(Becca) I've learned that Melissa's energy level is as expansive as the universe. It has no end and no beginning and is accelerating as we speak. As long as I've known her, she's done at least 3 things at once, but she amazes me every time she finds the fuel from one muffin and a coffee to photograph 3 families with 3 three kids back to back, answer 4 email accounts, return 5 phone calls, go home and make dinner,give her son a bath, read him two books, put him to bed, clean up dinner, AND watch Shark Tank with a clear and happy head.
(Melissa) Can you ask Becca questions every day so that I can hear all these wonderful things? I'm blushing. I don't know if it is as much of what I have learned about Becca, but what I already knew - that she can roll with the punches in new situations. With our new studio and how much is on our daily plate, it has really been less training and more diving in and getting to business.
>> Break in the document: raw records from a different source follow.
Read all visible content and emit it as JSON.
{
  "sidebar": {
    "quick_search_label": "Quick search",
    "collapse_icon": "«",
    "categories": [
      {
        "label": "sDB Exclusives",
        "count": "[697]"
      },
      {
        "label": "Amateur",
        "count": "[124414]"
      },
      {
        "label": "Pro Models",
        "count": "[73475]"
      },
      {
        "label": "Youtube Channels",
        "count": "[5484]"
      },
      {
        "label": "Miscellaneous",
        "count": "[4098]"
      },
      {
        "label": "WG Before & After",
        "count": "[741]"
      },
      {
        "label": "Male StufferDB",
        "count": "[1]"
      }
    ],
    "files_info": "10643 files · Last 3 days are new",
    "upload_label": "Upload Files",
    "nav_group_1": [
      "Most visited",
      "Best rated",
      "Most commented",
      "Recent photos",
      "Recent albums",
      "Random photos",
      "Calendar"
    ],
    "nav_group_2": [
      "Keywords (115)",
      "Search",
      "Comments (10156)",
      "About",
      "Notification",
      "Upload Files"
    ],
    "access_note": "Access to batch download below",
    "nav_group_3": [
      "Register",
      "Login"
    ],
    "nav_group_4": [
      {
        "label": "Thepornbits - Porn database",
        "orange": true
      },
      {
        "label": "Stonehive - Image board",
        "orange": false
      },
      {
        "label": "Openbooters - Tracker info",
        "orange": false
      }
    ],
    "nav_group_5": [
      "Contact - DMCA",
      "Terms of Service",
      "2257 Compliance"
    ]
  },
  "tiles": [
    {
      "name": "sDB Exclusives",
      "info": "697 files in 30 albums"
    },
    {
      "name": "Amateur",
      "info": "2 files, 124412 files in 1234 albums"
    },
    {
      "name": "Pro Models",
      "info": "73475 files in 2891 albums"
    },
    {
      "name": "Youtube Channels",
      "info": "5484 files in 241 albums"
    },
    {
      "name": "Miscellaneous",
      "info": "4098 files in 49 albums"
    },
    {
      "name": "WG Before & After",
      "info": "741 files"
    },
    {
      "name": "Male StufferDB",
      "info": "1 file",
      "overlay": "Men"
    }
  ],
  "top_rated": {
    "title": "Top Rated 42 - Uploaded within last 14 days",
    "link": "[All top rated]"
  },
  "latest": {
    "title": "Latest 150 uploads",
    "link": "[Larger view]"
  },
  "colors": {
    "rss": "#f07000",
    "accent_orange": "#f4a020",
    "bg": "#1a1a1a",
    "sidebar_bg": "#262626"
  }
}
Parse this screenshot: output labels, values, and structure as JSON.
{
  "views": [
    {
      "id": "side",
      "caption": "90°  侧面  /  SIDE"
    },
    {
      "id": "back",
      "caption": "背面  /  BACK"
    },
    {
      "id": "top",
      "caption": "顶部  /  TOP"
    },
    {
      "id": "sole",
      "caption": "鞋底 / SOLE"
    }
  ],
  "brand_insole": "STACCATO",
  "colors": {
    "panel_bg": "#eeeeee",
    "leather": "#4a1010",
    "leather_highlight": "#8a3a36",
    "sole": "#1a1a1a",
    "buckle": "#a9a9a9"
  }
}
She is great at keeping to tasks and helping the studio execute our ideas (the ones that would be on the never ending to-do list if I was doing this alone.) I also re-learned about her amazing talent to sing a song while burping.
Your space houses four businesses under one roof. Can you share one way think your businesses/you as creatives have benefited from co-working? What are some challenges of a situation like this as well?
(Melissa) It is wonderful to have the shared usage of such a large space and also to share with such creative and equally as motivated people. The space is shared between 2 couples: Myself and Mike who own Heritage Littles and A Little Photo Studio and Matt and Stevi Savage who own AveryHouse and the Chicago franchise of Smilebooth. There are ways that our businesses all intertwine with each other and we are able to bounce ideas off of each other and cross-promote. The biggest challenge is scheduling and working out how and when the space is used. As organized as we were with the set-up, at the end of the day, your customers decide how a space is used. Overall, this was a cautious approach to opening another retail space for Mike and I and it was done between friends with the knowledge that there would be challenges and an adjustment period. We also followed our golden rule of not leaving things too vague and hashed out many of the details when putting together a contract before entering the space together and we both were in understanding that when it comes down to it, it is a business decision and if it doesn't work out in a year, it wouldn't affect our friendship.
At the end of the day, It was important for both of our families to have work-life integration with some balance and by sharing a creative space together this has opened up many opportunities and freed up a lot of family time without feeling burdened by the overhead.
1. (Becca) I think you definitely need to weigh the pros and cons of you both being mothers and what that means for productivity and workflow. We don't have that problem yet, but I know it was a huge consideration for Melissa and other friends she's thought of working with. Because I don't have kids, I'm not tied to any schedule other than my own. I can rearrange my day for work, whereas some days Melissa has to rearrange work to fit into her home life. I know if and when I do start a family, Melissa would be more understanding of the different ways family can interrupt a work week.
2. (melissa) I'd say respect - woman have a tendency to compete with one another. There needs to be a level of respect for the other person and their workflow. And with that said, for me that meant the need to have the same work ethics as the person I hired as my "right-hand-woman". I wouldn't have collaborated with anyone that didn't work hard regardless of what is going on in their personal life. I think that for women the entire benefit of being in your own business is that the flexibility outweighs the stress of running your own business. But it is goes full circle because for the flexibility to be successful, you have to have a great work ethic.
3. Keep an extra box of tampons at work.